**Task brief**
Your answer should hold every line of the records below that contains the string "Canvas".

Dataset rows for apps and sites:
+++

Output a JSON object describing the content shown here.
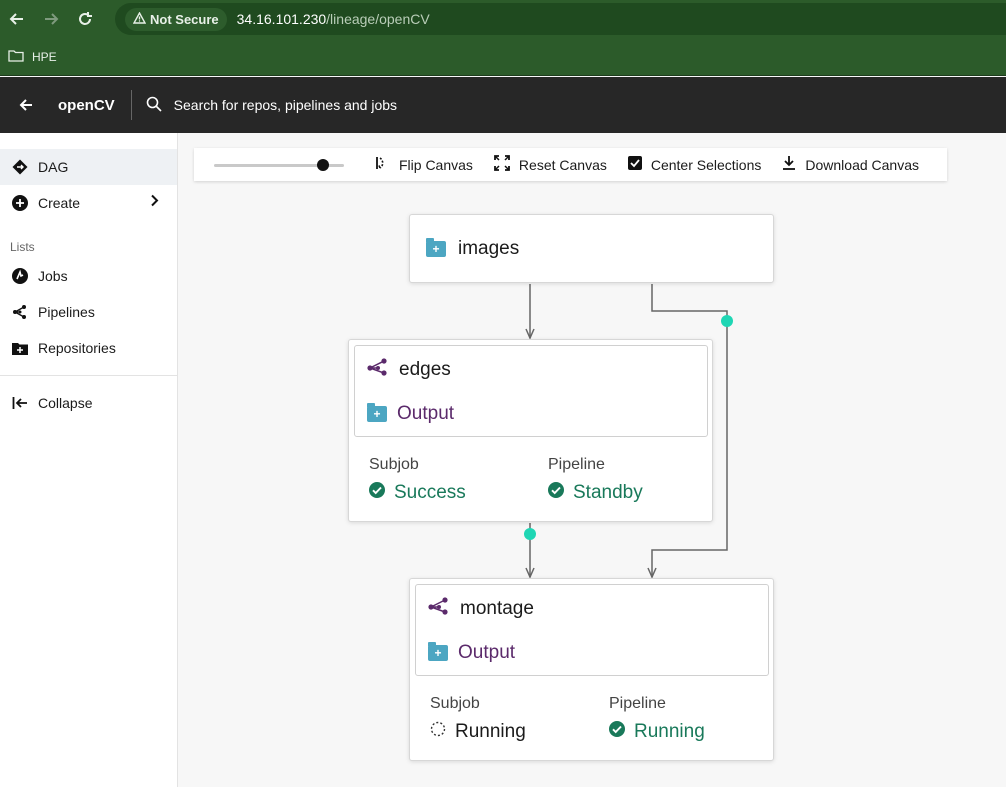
{
  "browser": {
    "security_label": "Not Secure",
    "url_host": "34.16.101.230",
    "url_path": "/lineage/openCV",
    "bookmark_label": "HPE"
  },
  "header": {
    "project": "openCV",
    "search_placeholder": "Search for repos, pipelines and jobs"
  },
  "sidebar": {
    "dag_label": "DAG",
    "create_label": "Create",
    "lists_heading": "Lists",
    "items": [
      {
        "label": "Jobs"
      },
      {
        "label": "Pipelines"
      },
      {
        "label": "Repositories"
      }
    ],
    "collapse_label": "Collapse"
  },
  "toolbar": {
    "zoom_level": 0.87,
    "flip_label": "Flip Canvas",
    "reset_label": "Reset Canvas",
    "center_label": "Center Selections",
    "download_label": "Download Canvas"
  },
  "dag": {
    "repo": {
      "name": "images"
    },
    "pipelines": [
      {
        "name": "edges",
        "output_label": "Output",
        "subjob_heading": "Subjob",
        "subjob_status": "Success",
        "pipeline_heading": "Pipeline",
        "pipeline_status": "Standby"
      },
      {
        "name": "montage",
        "output_label": "Output",
        "subjob_heading": "Subjob",
        "subjob_status": "Running",
        "pipeline_heading": "Pipeline",
        "pipeline_status": "Running"
      }
    ]
  },
  "colors": {
    "browser_bar": "#2c5b2a",
    "app_header": "#272727",
    "success": "#19795a",
    "pipeline_icon": "#5b2a6b",
    "repo_folder": "#4ca6c2",
    "edge_dot": "#1fd6b4"
  },
  "icons": {
    "back": "arrow-left-icon",
    "forward": "arrow-right-icon",
    "reload": "reload-icon",
    "warning": "warning-triangle-icon",
    "folder": "folder-icon",
    "search": "search-icon",
    "dag": "dag-icon",
    "create": "plus-circle-icon",
    "jobs": "jobs-icon",
    "pipelines": "pipeline-icon",
    "repositories": "repository-icon",
    "collapse": "collapse-icon"
  }
}
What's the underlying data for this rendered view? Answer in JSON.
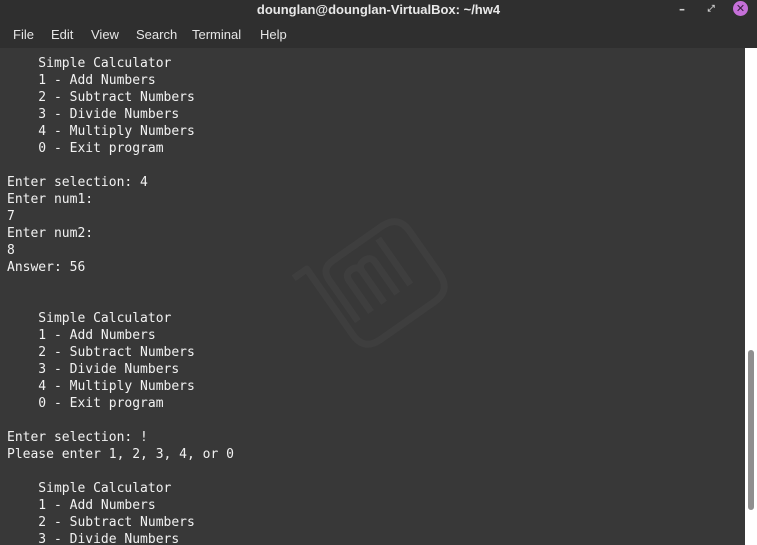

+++

**Solution below**
    "flip_label": "Flip Canvas",
    "reset_label": "Reset Canvas",
    "download_label": "Download Canvas"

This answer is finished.